A gentleman got my number as a /2 guy and called to ask for help and I happily called him and took his emails and was glad to help him. He wanted one to ride around and I wouldn't sell him one. I kind of felt like a jerk, but just feel like BMW guys are very fussy in general and then a guy that says he is not mechanically inclined is going to be very disappointed. It's very hard to find anyone locally that can or will work on these bikes.
Anyway, he kept talking about $14k "riders" and I kept saying that's a lot of money for a rider. I started to soften up and wanted to go against my better judgement and offer him one of mine. I called HIS local mechanic and discussed what the mechanic would charge to do the things the gentleman would need to make it a great rider....he would have ended up with less than $8500 after a tune up with tires and bearings/seals.
Sooooo...I offered it to him and he kept discussing $14k "riders". He sent pics with signs of amateur work like paint, stripes and wrong parts- not to mention the " what is a slinger" questions. So I stopped trying to protect him and let the market gobble him up in the $14-$15k range.
The moral of the story is- /2s are great bikes if you know what you're buying and will run forever if you're handy with a wrench. If you're not, you better have a mechanic or cell phone with you for the little things that pop up occasionally.
Absolutely Mate I agree! I have a 75 Norton that is in the same league, you better like spanners to own one ! lol
My sincere thanks to you all. I may have dodged a very costly bullet thanks to your sage counsel. Look @ the horror you saved me from! The restorer says it will be several weeks to a few months before he's willing to send it out into the world. Beautiful as it is, perhaps it isn't the best fit for my piss-poor level of mechanical savy. Now, if it were a computer, tablet or smartphone I'd be in velvet.
That sure is a beautiful bike Mate and I would love to have it but once in my ownership, it would never look that good again !!. I would ride the crap out of it and it would be dirty with scratches in no time. Best someone more sensible than me gets it! lol
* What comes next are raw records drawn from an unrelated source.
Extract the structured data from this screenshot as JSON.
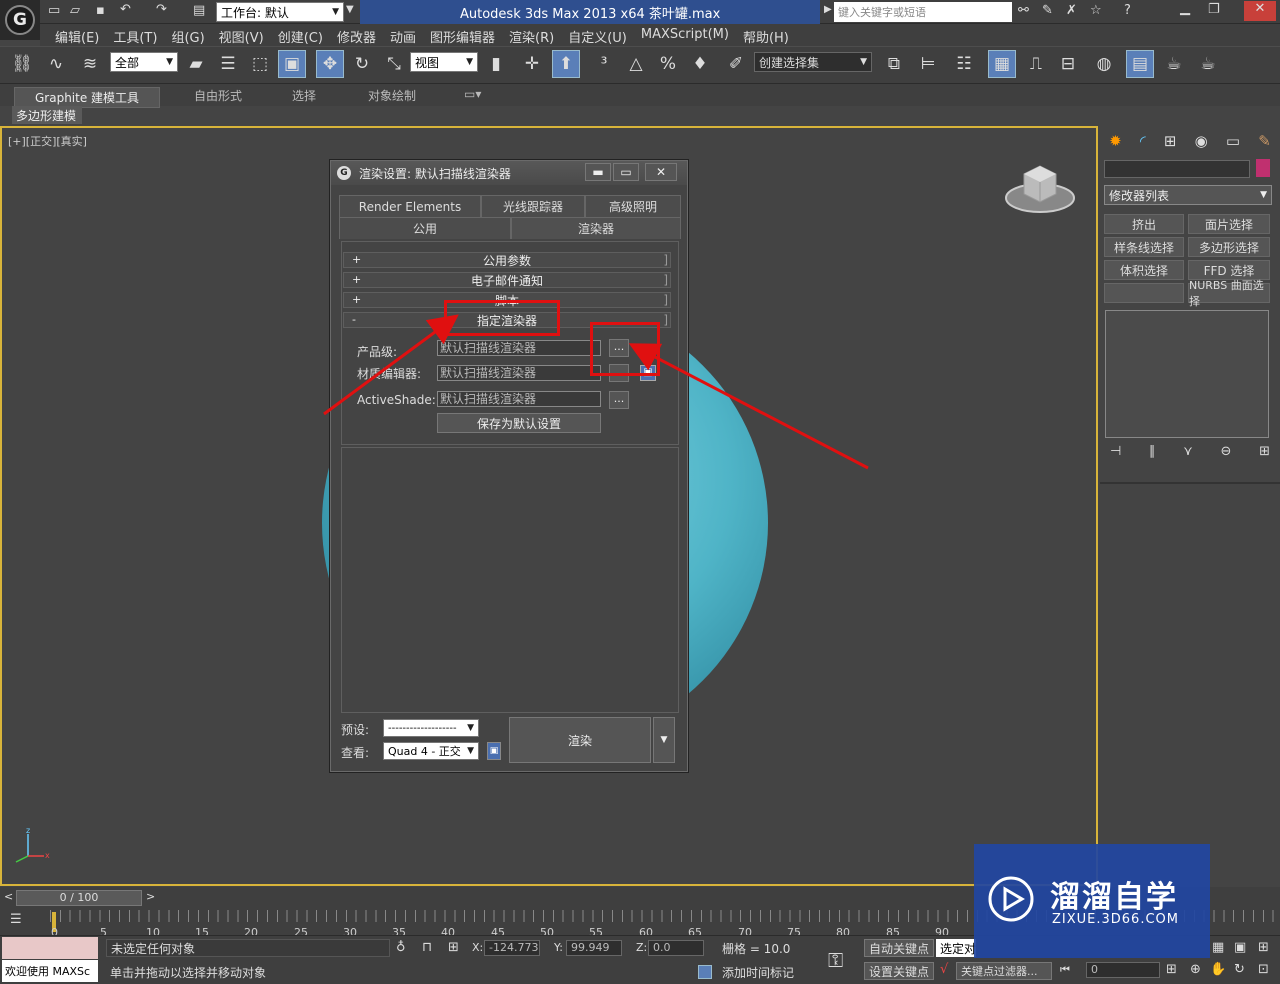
{
  "titlebar": {
    "workspace": "工作台: 默认",
    "app_title": "Autodesk 3ds Max  2013 x64      茶叶罐.max",
    "search_placeholder": "键入关键字或短语"
  },
  "menu": [
    "编辑(E)",
    "工具(T)",
    "组(G)",
    "视图(V)",
    "创建(C)",
    "修改器",
    "动画",
    "图形编辑器",
    "渲染(R)",
    "自定义(U)",
    "MAXScript(M)",
    "帮助(H)"
  ],
  "toolbar": {
    "selection_filter": "全部",
    "ref_coord": "视图",
    "named_selection": "创建选择集"
  },
  "ribbon": {
    "tabs": [
      "Graphite 建模工具",
      "自由形式",
      "选择",
      "对象绘制"
    ],
    "subtab": "多边形建模"
  },
  "viewport": {
    "label": "[+][正交][真实]"
  },
  "command_panel": {
    "modifier_list": "修改器列表",
    "buttons": [
      "挤出",
      "面片选择",
      "样条线选择",
      "多边形选择",
      "体积选择",
      "FFD 选择",
      "NURBS 曲面选择"
    ]
  },
  "dialog": {
    "title": "渲染设置: 默认扫描线渲染器",
    "tabs_row1": [
      "Render Elements",
      "光线跟踪器",
      "高级照明"
    ],
    "tabs_row2": [
      "公用",
      "渲染器"
    ],
    "rollouts": [
      {
        "sign": "+",
        "label": "公用参数"
      },
      {
        "sign": "+",
        "label": "电子邮件通知"
      },
      {
        "sign": "+",
        "label": "脚本"
      },
      {
        "sign": "-",
        "label": "指定渲染器"
      }
    ],
    "assign": {
      "production_label": "产品级:",
      "production_value": "默认扫描线渲染器",
      "material_label": "材质编辑器:",
      "material_value": "默认扫描线渲染器",
      "activeshade_label": "ActiveShade:",
      "activeshade_value": "默认扫描线渲染器",
      "dots": "...",
      "save_default": "保存为默认设置"
    },
    "preset_label": "预设:",
    "preset_value": "-------------------",
    "view_label": "查看:",
    "view_value": "Quad 4 - 正交",
    "render_button": "渲染"
  },
  "timeline": {
    "frame": "0 / 100",
    "ticks": [
      "0",
      "5",
      "10",
      "15",
      "20",
      "25",
      "30",
      "35",
      "40",
      "45",
      "50",
      "55",
      "60",
      "65",
      "70",
      "75",
      "80",
      "85",
      "90"
    ]
  },
  "status": {
    "welcome": "欢迎使用 MAXSc",
    "selection": "未选定任何对象",
    "prompt": "单击并拖动以选择并移动对象",
    "x_label": "X:",
    "x_value": "-124.773",
    "y_label": "Y:",
    "y_value": "99.949",
    "z_label": "Z:",
    "z_value": "0.0",
    "grid": "栅格 = 10.0",
    "auto_key": "自动关键点",
    "set_key": "设置关键点",
    "selected": "选定对",
    "key_filters": "关键点过滤器...",
    "add_time_tag": "添加时间标记",
    "frame_field": "0"
  },
  "watermark": {
    "brand": "溜溜自学",
    "url": "ZIXUE.3D66.COM"
  },
  "colors": {
    "annotation": "#e01010",
    "sphere": "#4fb4c7",
    "viewport_border": "#d8b43a"
  }
}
IF I end up getting it in spite of my atrophied wrenching skills I intend to do the same. Perhaps I should look to Slash 2 Conversions instead?
Would a Slash 2 Conversion require less robust wrenching skills?